…Nabakov’s description of Chekhov’s narrative style: “The story is told in the most natural way possible…the way one person relates to another the most important things in his life, slowly and yet without a break, in a slightly subdued voice.” As with reading Chekhov, one is struck by how profoundly important the lives of ordinary people are made to seem, and by what a sizable chunk of existence–an entire life or several lives–has been compressed into a few pages.
Chekhov. Highly recommend.
In The New York Times “Sunday Book Review,” with a very cool cover by Maira Kalman, James Collins wrote the essay at the back, “The Plot Escapes Me,” on whether there’s a point to reading books when we can’t remember what’s in them. Although I do have difficulty remembering what I read, I admit this is a question I’ve never asked myself.
He consulted Maryanne Wolf, a professor of child development at Tufts University and the author of “Proust and the Squid: The Story and Science of the Reading Brain“(which I just ordered).
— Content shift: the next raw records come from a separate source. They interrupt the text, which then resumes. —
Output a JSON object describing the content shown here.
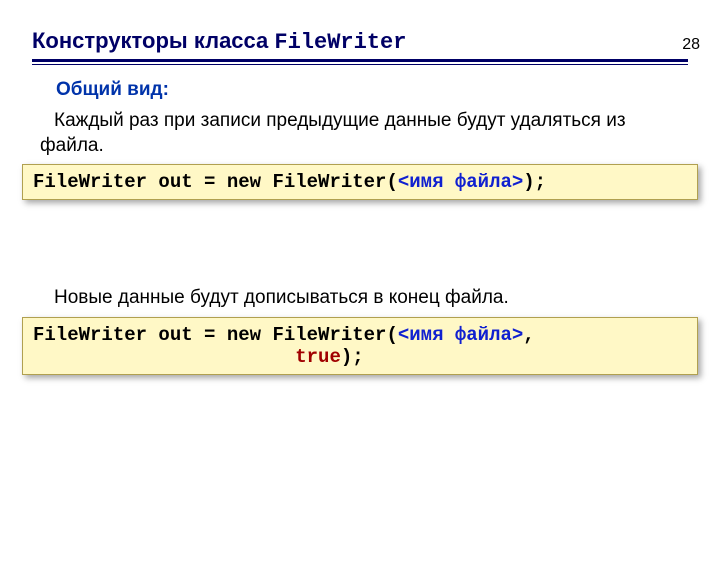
{
  "pageNumber": "28",
  "title": {
    "prefix": "Конструкторы класса ",
    "className": "FileWriter"
  },
  "subtitle": "Общий вид:",
  "para1": "Каждый раз при  записи предыдущие данные будут удаляться из файла.",
  "code1": {
    "t1": "FileWriter out = new FileWriter(",
    "arg": "<имя файла>",
    "t2": ");"
  },
  "para2": "Новые данные будут дописываться в конец файла.",
  "code2": {
    "t1": "FileWriter out = new FileWriter(",
    "arg": "<имя файла>",
    "t2": ", ",
    "indent": "                       ",
    "kw": "true",
    "t3": ");"
  }
}
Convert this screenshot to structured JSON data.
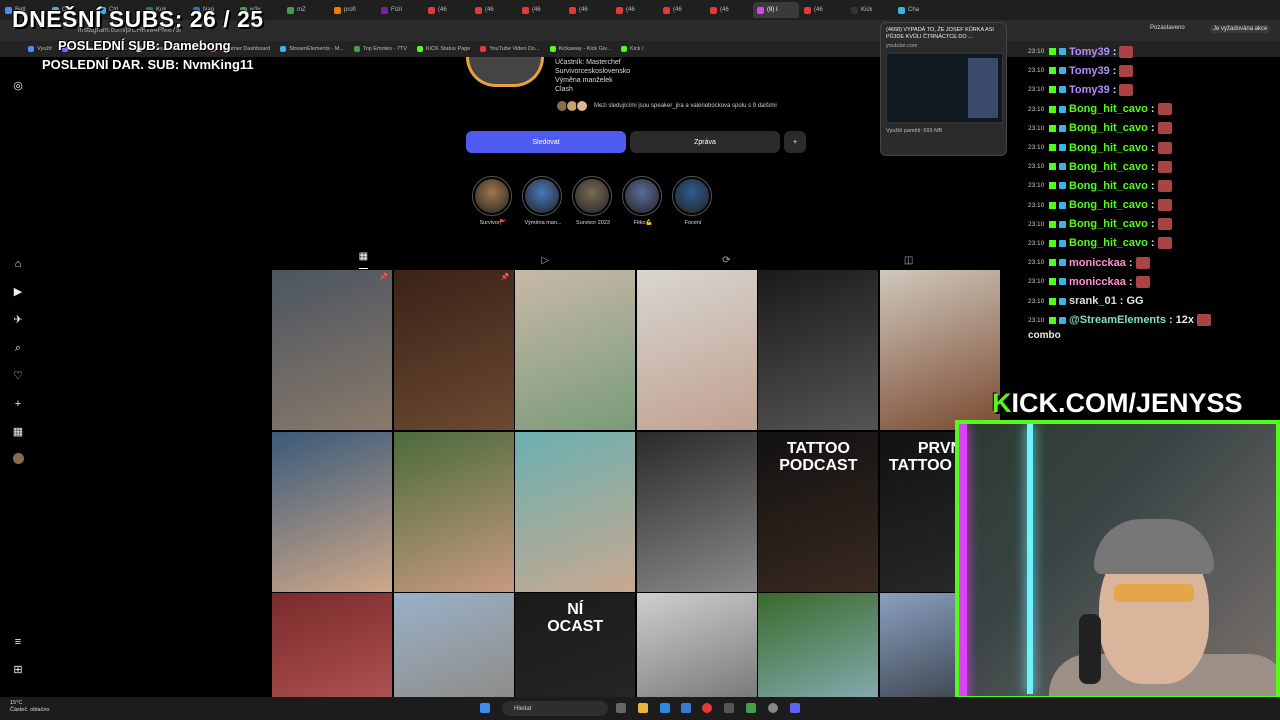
{
  "browser": {
    "tabs": [
      {
        "label": "BetI",
        "color": "#4a8cff"
      },
      {
        "label": "Ctrl",
        "color": "#3bb3e6"
      },
      {
        "label": "Ctrl",
        "color": "#3bb3e6"
      },
      {
        "label": "Kuk",
        "color": "#2e7d32"
      },
      {
        "label": "Nap",
        "color": "#1976d2"
      },
      {
        "label": "w3v",
        "color": "#43a047"
      },
      {
        "label": "mZ",
        "color": "#43a047"
      },
      {
        "label": "profi",
        "color": "#f57c00"
      },
      {
        "label": "FiziI",
        "color": "#7b1fa2"
      },
      {
        "label": "(46",
        "color": "#e53935"
      },
      {
        "label": "(46",
        "color": "#e53935"
      },
      {
        "label": "(46",
        "color": "#e53935"
      },
      {
        "label": "(46",
        "color": "#e53935"
      },
      {
        "label": "(46",
        "color": "#e53935"
      },
      {
        "label": "(46",
        "color": "#e53935"
      },
      {
        "label": "(46",
        "color": "#e53935"
      },
      {
        "label": "(8) I",
        "color": "#e040fb"
      },
      {
        "label": "(46",
        "color": "#e53935"
      },
      {
        "label": "Kick",
        "color": "#333"
      },
      {
        "label": "Cha",
        "color": "#3bb3e6"
      }
    ],
    "url": "instagram.com/p/CHKil84PM873/",
    "profile_chip": "Pozastaveno",
    "update_chip": "Je vyžadována akce",
    "bookmarks": [
      "Využit",
      "File Converter - Free...",
      "The best ChatBot an...",
      "Streamer Dashboard",
      "StreamElements - M...",
      "Top Emotes - 7TV",
      "KICK Status Page",
      "YouTube Video Do...",
      "Kickaway - Kick Giv...",
      "Kick /"
    ]
  },
  "overlay": {
    "subs_line": "DNEŠNÍ SUBS: 26 / 25",
    "last_sub": "POSLEDNÍ SUB: Damebong",
    "last_donation": "POSLEDNÍ DAR. SUB: NvmKing11",
    "kick_prefix": "K",
    "kick_rest": "ICK.COM/JENYSS"
  },
  "profile": {
    "bio": [
      "Účastník: Masterchef",
      "Survivorceskoslovensko",
      "Výměna manželek",
      "Clash"
    ],
    "followers_text": "Mezi sledujícími jsou speaker_jira a valeriebockova spolu s 9 dalšími",
    "follow_label": "Sledovat",
    "message_label": "Zpráva",
    "add_label": "+",
    "highlights": [
      {
        "label": "Survivor🚩",
        "color": "#a0784a"
      },
      {
        "label": "Výměna man...",
        "color": "#4878b8"
      },
      {
        "label": "Survivor 2023",
        "color": "#7a6b56"
      },
      {
        "label": "Fitko💪",
        "color": "#5a6d9a"
      },
      {
        "label": "Focení",
        "color": "#2f5c8f"
      }
    ]
  },
  "tabs_icons": [
    "grid-icon",
    "reels-icon",
    "repost-icon",
    "tagged-icon"
  ],
  "posts": [
    {
      "c1": "#4b5560",
      "c2": "#8a7a6a",
      "pin": "📌"
    },
    {
      "c1": "#3a2218",
      "c2": "#6b4a30",
      "pin": "📌"
    },
    {
      "c1": "#c7b9a8",
      "c2": "#7a9b7a",
      "pin": ""
    },
    {
      "c1": "#d8d6d0",
      "c2": "#c0a090",
      "pin": ""
    },
    {
      "c1": "#1a1a1a",
      "c2": "#555555",
      "pin": ""
    },
    {
      "c1": "#d0c8bc",
      "c2": "#7a4a30",
      "pin": ""
    },
    {
      "c1": "#3a5a7a",
      "c2": "#cfa888",
      "pin": ""
    },
    {
      "c1": "#4a6b3a",
      "c2": "#c89a80",
      "pin": ""
    },
    {
      "c1": "#6ab0b0",
      "c2": "#c8a890",
      "pin": ""
    },
    {
      "c1": "#2a2a2a",
      "c2": "#8a8a8a",
      "pin": ""
    },
    {
      "c1": "#111111",
      "c2": "#3a2a20",
      "text": "TATTOO\nPODCAST",
      "pin": ""
    },
    {
      "c1": "#111111",
      "c2": "#2a2a2a",
      "text": "PRVN\nTATTOO POD",
      "pin": ""
    },
    {
      "c1": "#7a2a2a",
      "c2": "#c06060",
      "pin": ""
    },
    {
      "c1": "#9ab0c8",
      "c2": "#8a8070",
      "pin": ""
    },
    {
      "c1": "#1a1a1a",
      "c2": "#2a2a2a",
      "text": "NÍ\nOCAST",
      "pin": ""
    },
    {
      "c1": "#cfcfcf",
      "c2": "#5a5a5a",
      "pin": ""
    },
    {
      "c1": "#3a6a2a",
      "c2": "#a0c0e0",
      "pin": ""
    },
    {
      "c1": "#8aa0c0",
      "c2": "#1a1a1a",
      "pin": ""
    }
  ],
  "chat": [
    {
      "time": "23:10",
      "user": "Tomy39",
      "color": "#b48cff",
      "msg": ":"
    },
    {
      "time": "23:10",
      "user": "Tomy39",
      "color": "#b48cff",
      "msg": ":"
    },
    {
      "time": "23:10",
      "user": "Tomy39",
      "color": "#b48cff",
      "msg": ":"
    },
    {
      "time": "23:10",
      "user": "Bong_hit_cavo",
      "color": "#53fc18",
      "msg": ":"
    },
    {
      "time": "23:10",
      "user": "Bong_hit_cavo",
      "color": "#53fc18",
      "msg": ":"
    },
    {
      "time": "23:10",
      "user": "Bong_hit_cavo",
      "color": "#53fc18",
      "msg": ":"
    },
    {
      "time": "23:10",
      "user": "Bong_hit_cavo",
      "color": "#53fc18",
      "msg": ":"
    },
    {
      "time": "23:10",
      "user": "Bong_hit_cavo",
      "color": "#53fc18",
      "msg": ":"
    },
    {
      "time": "23:10",
      "user": "Bong_hit_cavo",
      "color": "#53fc18",
      "msg": ":"
    },
    {
      "time": "23:10",
      "user": "Bong_hit_cavo",
      "color": "#53fc18",
      "msg": ":"
    },
    {
      "time": "23:10",
      "user": "Bong_hit_cavo",
      "color": "#53fc18",
      "msg": ":"
    },
    {
      "time": "23:10",
      "user": "monicckaa",
      "color": "#ff8fd0",
      "msg": ":"
    },
    {
      "time": "23:10",
      "user": "monicckaa",
      "color": "#ff8fd0",
      "msg": ":"
    },
    {
      "time": "23:10",
      "user": "srank_01",
      "color": "#dddddd",
      "msg": ": GG"
    },
    {
      "time": "23:10",
      "user": "@StreamElements",
      "color": "#7fe0c0",
      "msg": ": 12x"
    }
  ],
  "chat_combo": "combo",
  "tooltip": {
    "title": "(4668) VYPADÁ TO, ŽE JOSEF KŮRKA ASI PŮJDE KVŮLI ČTRNÁCTCE DO ...",
    "host": "youtube.com",
    "memory": "Využití paměti: 693 MB"
  },
  "taskbar": {
    "temp": "15°C",
    "weather": "Částeč. oblačno",
    "search_placeholder": "Hledat"
  },
  "colors": {
    "kick_green": "#53fc18",
    "follow_blue": "#4f5bf0",
    "neon_pink": "#e040fb"
  }
}
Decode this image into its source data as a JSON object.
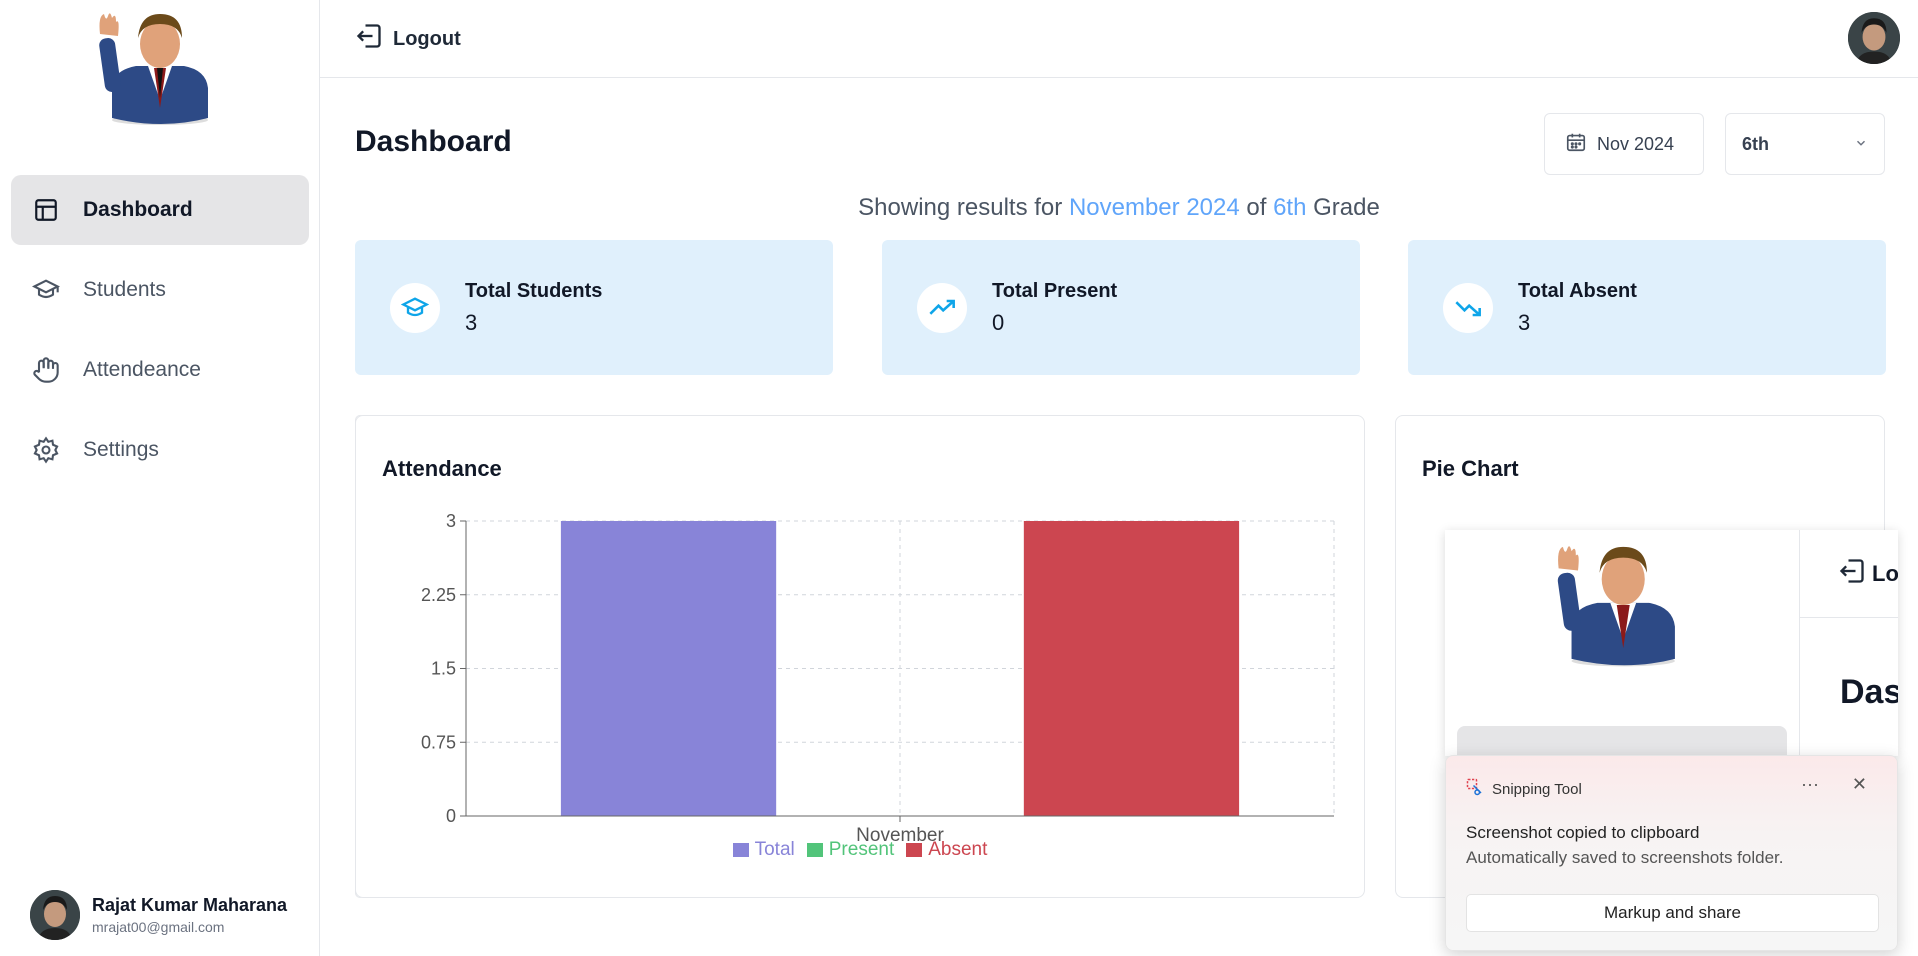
{
  "sidebar": {
    "logo": "student-mascot-logo",
    "items": [
      {
        "label": "Dashboard",
        "icon": "layout-icon",
        "active": true
      },
      {
        "label": "Students",
        "icon": "graduation-cap-icon",
        "active": false
      },
      {
        "label": "Attendeance",
        "icon": "hand-icon",
        "active": false
      },
      {
        "label": "Settings",
        "icon": "gear-icon",
        "active": false
      }
    ],
    "user": {
      "name": "Rajat Kumar Maharana",
      "email": "mrajat00@gmail.com"
    }
  },
  "header": {
    "logout_label": "Logout"
  },
  "main": {
    "title": "Dashboard",
    "month_picker": "Nov 2024",
    "grade_select": "6th",
    "showing": {
      "prefix": "Showing results for",
      "month": "November 2024",
      "mid": "of",
      "grade": "6th",
      "suffix": "Grade"
    },
    "cards": [
      {
        "label": "Total Students",
        "value": "3",
        "icon": "graduation-cap-icon"
      },
      {
        "label": "Total Present",
        "value": "0",
        "icon": "trending-up-icon"
      },
      {
        "label": "Total Absent",
        "value": "3",
        "icon": "trending-down-icon"
      }
    ],
    "attendance_title": "Attendance",
    "pie_title": "Pie Chart"
  },
  "colors": {
    "total": "#8884d8",
    "present": "#52c47a",
    "absent": "#cc4650",
    "card_bg": "#e0f0fc",
    "accent": "#60a5fa"
  },
  "chart_data": {
    "type": "bar",
    "categories": [
      "November"
    ],
    "series": [
      {
        "name": "Total",
        "values": [
          3
        ]
      },
      {
        "name": "Present",
        "values": [
          0
        ]
      },
      {
        "name": "Absent",
        "values": [
          3
        ]
      }
    ],
    "yticks": [
      "0",
      "0.75",
      "1.5",
      "2.25",
      "3"
    ],
    "ylim": [
      0,
      3
    ],
    "grid": true,
    "legend": "bottom"
  },
  "snipping_tool": {
    "app_name": "Snipping Tool",
    "more": "···",
    "close": "✕",
    "title": "Screenshot copied to clipboard",
    "subtitle": "Automatically saved to screenshots folder.",
    "button": "Markup and share",
    "preview_logout": "Lo",
    "preview_title": "Das"
  }
}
I recommend the essay, but we’re all busy. In what I consider to be the bottom line, Ms. Wolf said:
I totally believe that you are a different person for having read that book…I say that as a neuroscientist and an old literature major.
It is in some way working on you even though you aren’t thinking about it.
It’s there…You are the sum of it all.
I wanted to spread the good news. Keep reading.
“…because the detail is divine, if you caress it into life, you find the world you have lost or ignored, the world ruined or devalued. The world you alone can bring into being, bit by broken bit. And so you create your own integrity, which is to say your voice, your style.”From Patricia Hampl, “The Dark Art of Description” The Best American Essays 2009